Sep 30, 2014
When facing mental health problems, many service members choose not to seek needed help because of the stigma associated with mental health disorders and treatment. Not seeking appropriate mental health care can negatively impact the quality of life and the social, emotional, and cognitive functioning of affected service members. The stigma of seeking mental health treatment in the military persists despite the efforts of both the U.S. Department of Defense (DoD) and the Veterans Health Administration to enhance mental health services. The service branches have been actively engaged in developing policies, programs, and campaigns to reduce stigma and increase service members' help-seeking behavior.
RAND sought to provide a comprehensive assessment of the effectiveness of these stigma-reduction efforts to evaluate their alignment with service members' needs and evidence-based practices and to offer recommendations on how the efforts might be improved. We started by defining what mental health stigma means in the military context, as well as assessing its prevalence in the military and the medical and societal costs. We then looked at what the scientific evidence base shows about the most-promising program and policy options for reducing stigma and evaluated how well DoD's program and policies align with that evidence base. Finally, we identified priorities for DoD to consider in an effort to enhance and refine its stigma-reduction efforts.
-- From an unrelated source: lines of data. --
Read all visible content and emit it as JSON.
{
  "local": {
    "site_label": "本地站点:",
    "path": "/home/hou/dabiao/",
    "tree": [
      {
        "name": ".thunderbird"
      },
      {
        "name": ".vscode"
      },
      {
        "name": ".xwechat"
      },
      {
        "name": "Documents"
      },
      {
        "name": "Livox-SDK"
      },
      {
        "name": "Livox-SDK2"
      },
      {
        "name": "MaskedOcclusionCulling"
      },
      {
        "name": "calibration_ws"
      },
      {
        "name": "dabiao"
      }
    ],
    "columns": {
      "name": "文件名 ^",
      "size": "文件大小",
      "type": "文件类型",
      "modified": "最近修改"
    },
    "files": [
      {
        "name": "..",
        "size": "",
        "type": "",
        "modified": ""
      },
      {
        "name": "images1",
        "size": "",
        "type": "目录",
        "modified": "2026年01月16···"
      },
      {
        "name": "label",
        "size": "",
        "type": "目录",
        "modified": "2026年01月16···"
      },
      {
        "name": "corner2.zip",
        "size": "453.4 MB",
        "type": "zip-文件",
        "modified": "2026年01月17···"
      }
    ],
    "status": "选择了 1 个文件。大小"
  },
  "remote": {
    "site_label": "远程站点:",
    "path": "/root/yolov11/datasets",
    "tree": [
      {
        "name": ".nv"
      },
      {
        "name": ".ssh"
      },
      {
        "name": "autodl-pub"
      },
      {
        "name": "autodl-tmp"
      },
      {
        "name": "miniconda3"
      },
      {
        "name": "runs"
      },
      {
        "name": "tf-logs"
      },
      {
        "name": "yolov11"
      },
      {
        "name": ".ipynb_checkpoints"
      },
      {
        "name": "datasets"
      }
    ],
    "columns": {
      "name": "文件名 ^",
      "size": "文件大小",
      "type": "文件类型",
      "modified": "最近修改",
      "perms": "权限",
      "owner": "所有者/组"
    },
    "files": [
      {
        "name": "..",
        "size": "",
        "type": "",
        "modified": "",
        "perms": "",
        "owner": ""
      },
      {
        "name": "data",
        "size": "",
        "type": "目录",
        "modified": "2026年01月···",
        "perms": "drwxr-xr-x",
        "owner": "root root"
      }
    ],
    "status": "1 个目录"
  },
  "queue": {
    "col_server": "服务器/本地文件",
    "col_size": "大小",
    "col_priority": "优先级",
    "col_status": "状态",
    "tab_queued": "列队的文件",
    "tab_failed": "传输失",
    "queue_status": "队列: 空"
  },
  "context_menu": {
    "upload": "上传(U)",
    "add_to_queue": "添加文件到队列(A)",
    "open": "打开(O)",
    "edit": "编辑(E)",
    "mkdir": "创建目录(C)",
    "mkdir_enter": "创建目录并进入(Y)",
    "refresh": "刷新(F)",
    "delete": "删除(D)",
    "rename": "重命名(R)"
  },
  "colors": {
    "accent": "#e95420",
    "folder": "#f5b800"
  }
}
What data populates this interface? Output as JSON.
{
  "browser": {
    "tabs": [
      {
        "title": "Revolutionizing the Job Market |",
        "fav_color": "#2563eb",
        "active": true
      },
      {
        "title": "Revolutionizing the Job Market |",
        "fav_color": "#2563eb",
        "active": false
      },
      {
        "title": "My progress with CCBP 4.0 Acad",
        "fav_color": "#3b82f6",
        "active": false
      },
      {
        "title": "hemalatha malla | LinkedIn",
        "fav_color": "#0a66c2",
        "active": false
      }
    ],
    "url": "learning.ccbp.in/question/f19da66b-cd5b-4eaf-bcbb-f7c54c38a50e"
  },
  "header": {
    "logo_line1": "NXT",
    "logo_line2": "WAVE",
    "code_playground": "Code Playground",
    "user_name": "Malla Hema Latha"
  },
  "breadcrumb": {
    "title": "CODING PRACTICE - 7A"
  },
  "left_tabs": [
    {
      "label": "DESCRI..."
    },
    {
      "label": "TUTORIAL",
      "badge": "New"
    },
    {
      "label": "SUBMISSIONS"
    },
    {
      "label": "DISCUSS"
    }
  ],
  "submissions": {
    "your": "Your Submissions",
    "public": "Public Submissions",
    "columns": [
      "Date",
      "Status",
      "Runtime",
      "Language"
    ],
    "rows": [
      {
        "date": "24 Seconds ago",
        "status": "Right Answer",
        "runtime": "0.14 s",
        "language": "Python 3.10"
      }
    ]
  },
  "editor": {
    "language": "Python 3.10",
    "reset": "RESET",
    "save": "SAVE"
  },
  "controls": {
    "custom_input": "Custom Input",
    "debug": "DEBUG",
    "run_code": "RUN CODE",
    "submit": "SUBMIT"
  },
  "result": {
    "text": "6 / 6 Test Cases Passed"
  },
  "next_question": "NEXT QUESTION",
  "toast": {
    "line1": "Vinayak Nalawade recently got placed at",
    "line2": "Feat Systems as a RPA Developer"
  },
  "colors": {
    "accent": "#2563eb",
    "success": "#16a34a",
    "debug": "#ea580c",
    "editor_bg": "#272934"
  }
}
Defining mental health stigma in the military is critical to understanding how best to address the challenges it presents. Mental health stigma is a dynamic process by which a person perceives or internalizes a negative image about himself or herself or people with mental health disorders. This process happens through an interaction between a person and the key contexts in which he or she operates: public (i.e., military culture and norms), institutional (i.e., military policies and programs), social (i.e., family and friends), and individual.
Through literature review and our own analysis, we found that four immediate outcomes are empirically linked to stigma: coping mechanisms for stress, interpersonal outcomes (e.g., self-esteem), attitudes toward treatment seeking, and intentions to seek treatment. Additionally, the literature has theoretically linked four long-term outcomes to stigma: well-being, quality of life, treatment initiation, and treatment success; however, these outcomes could not be empirically linked through either literature or our analysis. (See figure.)
Overall, current stigma-reduction efforts within DoD are aligned with best practices and may be contributing to a decline in self-reported stigma. For example, DoD's approach to addressing this challenge goes beyond just stigma reduction and encompasses a broader approach to minimizing barriers to mental health care. This approach is consistent with best practices and may have contributed to declines in self-reported perceptions of stigma among a subset of the military population. Another finding of note is that most of the stigma-reduction programs currently implemented by DoD target stigma in the public context.
Our analysis also identified some challenges to DoD's efforts, including the existence of policy language barring service members with mental health disorders from career opportunities, which could create paths for discrimination, as well as tensions between policies that protect the privacy of service members seeking mental health treatment and the need for commanders to assess individual and unit fitness. Additionally, some policies support universal educational stigma-reduction programs but do not support more-targeted programs for those who are already seeking mental health treatment.
To improve the effectiveness of DoD's stigma-reduction efforts, RAND makes the following recommendations: